TB6612 requires three pins: two digital pins to control behavior (forward, backward, brake, or coast) and a PWM pin to control magnitude of that behavior. DRV8833 only accepts two pins to control behavior and modulation is done by rapidly pulsing one of those pins to switch between states. Partial throttle forward, for example, is done by rapidly switching between forward and coast states. DRV8833 does not have a dedicated PWM pin like the TB6612, and the closest counterpart to a L298’s ENABLE pin is the nSLEEP pin on a DRV8833 but that pin is unsuitable for modulating velocity. The first problem is that there’s only a single nSLEEP pin for both motors, and secondly waking up from sleep requires ~1ms making smooth motion difficult if not impossible.
In general, using two pins instead of three is an advantage when we are constrained by the number of pins available, and the ESP32 certainly has that problem. However, the tradeoff is that DRV8833 requires two pins capable of generating PWM signals per motor, whereas TB6612 only requires one. This would be a concern for microcontrollers with limited PWM peripherals, but the ESP32 literally has more PWM peripheral outputs than it has usable pins.
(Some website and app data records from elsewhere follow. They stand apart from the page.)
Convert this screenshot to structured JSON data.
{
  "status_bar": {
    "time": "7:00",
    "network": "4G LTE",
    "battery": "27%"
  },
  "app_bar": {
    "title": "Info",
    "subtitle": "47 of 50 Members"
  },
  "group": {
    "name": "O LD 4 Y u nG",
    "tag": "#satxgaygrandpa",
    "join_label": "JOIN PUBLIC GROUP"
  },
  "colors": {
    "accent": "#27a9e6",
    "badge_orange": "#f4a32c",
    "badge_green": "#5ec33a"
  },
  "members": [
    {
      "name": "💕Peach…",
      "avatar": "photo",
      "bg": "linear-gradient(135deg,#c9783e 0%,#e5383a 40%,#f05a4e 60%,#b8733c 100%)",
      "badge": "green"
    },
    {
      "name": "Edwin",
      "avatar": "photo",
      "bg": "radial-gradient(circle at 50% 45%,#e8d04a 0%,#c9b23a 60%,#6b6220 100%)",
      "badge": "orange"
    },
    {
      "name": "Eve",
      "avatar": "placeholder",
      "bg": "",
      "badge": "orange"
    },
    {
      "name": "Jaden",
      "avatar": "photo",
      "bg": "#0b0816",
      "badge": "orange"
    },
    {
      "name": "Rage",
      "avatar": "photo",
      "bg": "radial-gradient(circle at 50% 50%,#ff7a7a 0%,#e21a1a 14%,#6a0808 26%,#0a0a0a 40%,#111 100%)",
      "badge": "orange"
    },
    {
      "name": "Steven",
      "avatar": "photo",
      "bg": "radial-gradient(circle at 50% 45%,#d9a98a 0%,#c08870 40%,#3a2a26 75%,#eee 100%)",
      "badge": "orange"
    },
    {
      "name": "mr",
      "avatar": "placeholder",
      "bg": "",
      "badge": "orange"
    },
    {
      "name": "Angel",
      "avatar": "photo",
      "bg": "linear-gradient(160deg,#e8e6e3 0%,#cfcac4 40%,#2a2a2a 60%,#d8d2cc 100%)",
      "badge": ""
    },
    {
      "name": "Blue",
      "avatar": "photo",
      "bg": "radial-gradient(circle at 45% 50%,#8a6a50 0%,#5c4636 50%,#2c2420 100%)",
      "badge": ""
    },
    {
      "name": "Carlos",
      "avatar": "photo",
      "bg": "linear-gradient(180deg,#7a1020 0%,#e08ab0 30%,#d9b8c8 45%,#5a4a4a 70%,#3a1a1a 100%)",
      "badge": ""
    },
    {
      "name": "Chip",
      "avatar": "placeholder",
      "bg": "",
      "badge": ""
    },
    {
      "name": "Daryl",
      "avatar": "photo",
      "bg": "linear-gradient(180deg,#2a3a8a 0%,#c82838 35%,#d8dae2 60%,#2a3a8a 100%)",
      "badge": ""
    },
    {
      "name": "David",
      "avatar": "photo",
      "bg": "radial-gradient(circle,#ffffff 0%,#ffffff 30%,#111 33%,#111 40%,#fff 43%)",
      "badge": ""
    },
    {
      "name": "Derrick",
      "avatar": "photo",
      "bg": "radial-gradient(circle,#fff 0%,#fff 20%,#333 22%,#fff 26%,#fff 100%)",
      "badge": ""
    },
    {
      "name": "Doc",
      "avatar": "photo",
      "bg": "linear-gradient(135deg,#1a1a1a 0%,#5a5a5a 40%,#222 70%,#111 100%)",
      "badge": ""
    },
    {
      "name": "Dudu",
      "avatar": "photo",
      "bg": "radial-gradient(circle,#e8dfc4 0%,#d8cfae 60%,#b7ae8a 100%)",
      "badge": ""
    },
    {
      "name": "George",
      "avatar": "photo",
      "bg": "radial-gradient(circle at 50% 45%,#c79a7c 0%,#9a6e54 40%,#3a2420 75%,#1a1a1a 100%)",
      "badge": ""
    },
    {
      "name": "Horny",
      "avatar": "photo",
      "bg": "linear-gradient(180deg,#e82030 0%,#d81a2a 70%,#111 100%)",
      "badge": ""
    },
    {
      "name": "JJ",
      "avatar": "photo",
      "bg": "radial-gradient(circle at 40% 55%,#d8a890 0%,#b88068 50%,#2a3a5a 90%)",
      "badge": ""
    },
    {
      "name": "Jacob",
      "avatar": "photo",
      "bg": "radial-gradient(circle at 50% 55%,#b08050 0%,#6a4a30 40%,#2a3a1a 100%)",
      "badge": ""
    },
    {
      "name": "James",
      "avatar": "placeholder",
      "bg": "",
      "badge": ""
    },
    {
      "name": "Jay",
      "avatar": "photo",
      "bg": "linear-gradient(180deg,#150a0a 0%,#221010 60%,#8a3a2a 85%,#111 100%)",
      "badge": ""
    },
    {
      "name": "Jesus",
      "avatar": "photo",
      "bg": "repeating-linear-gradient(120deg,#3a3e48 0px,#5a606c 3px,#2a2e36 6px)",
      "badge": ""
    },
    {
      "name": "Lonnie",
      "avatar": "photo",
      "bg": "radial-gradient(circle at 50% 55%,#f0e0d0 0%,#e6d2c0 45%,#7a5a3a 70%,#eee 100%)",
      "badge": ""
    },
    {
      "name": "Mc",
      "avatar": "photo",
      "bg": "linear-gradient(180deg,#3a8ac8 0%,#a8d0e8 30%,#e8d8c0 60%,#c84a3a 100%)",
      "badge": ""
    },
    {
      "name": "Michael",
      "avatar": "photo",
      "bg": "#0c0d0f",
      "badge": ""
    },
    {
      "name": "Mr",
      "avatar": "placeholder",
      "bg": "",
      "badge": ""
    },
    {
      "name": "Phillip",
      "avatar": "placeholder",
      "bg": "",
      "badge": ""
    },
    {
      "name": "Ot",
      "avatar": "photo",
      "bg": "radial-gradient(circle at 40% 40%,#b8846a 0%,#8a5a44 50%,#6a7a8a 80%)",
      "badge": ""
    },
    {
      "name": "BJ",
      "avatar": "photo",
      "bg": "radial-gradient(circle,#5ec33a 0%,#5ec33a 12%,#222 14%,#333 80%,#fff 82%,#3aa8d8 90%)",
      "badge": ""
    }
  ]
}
Looking specifically at my micro Sawppy rover application, the picture of pin allocation is not quite that straightforward as (2 pins * 6 wheels = 12 pins) versus (3 pins * 6 wheels = 18 pins). In typical operation, all the wheels on one side of the rover will be traveling in the same direction, so it is possible to share the direction control pins across three wheels on the same side of the rover, cutting it down to 10 pins instead of 18. Plus if I make the rover front-back symmetric I have an additional option to share the PWM control signal across front and rear wheels, which cuts pin count down to 8. But while DRV8833 can’t share pins across wheels on the same side, it can also benefit from front-back symmetry cutting its requirements down to 8 pins as well. A tie!
Clearly there are many tradeoffs I can make with motor driver arrangement and control, depending on how many PWM peripherals are on a particular microcontroller and how many pins it has to spare. For my first iteration I like the idea of having independent control over each wheel, even though right now I’m not sure how it would be useful. Once I get that working (or learn why I can’t) I’ll look into trading off independent control for reduced pin count. So the current plan of record is to use two PWM pins for each of six wheels, driving DRV8833 DC motor control ICs.
(*) Disclosure: As an Amazon Associate I earn from qualifying purchases.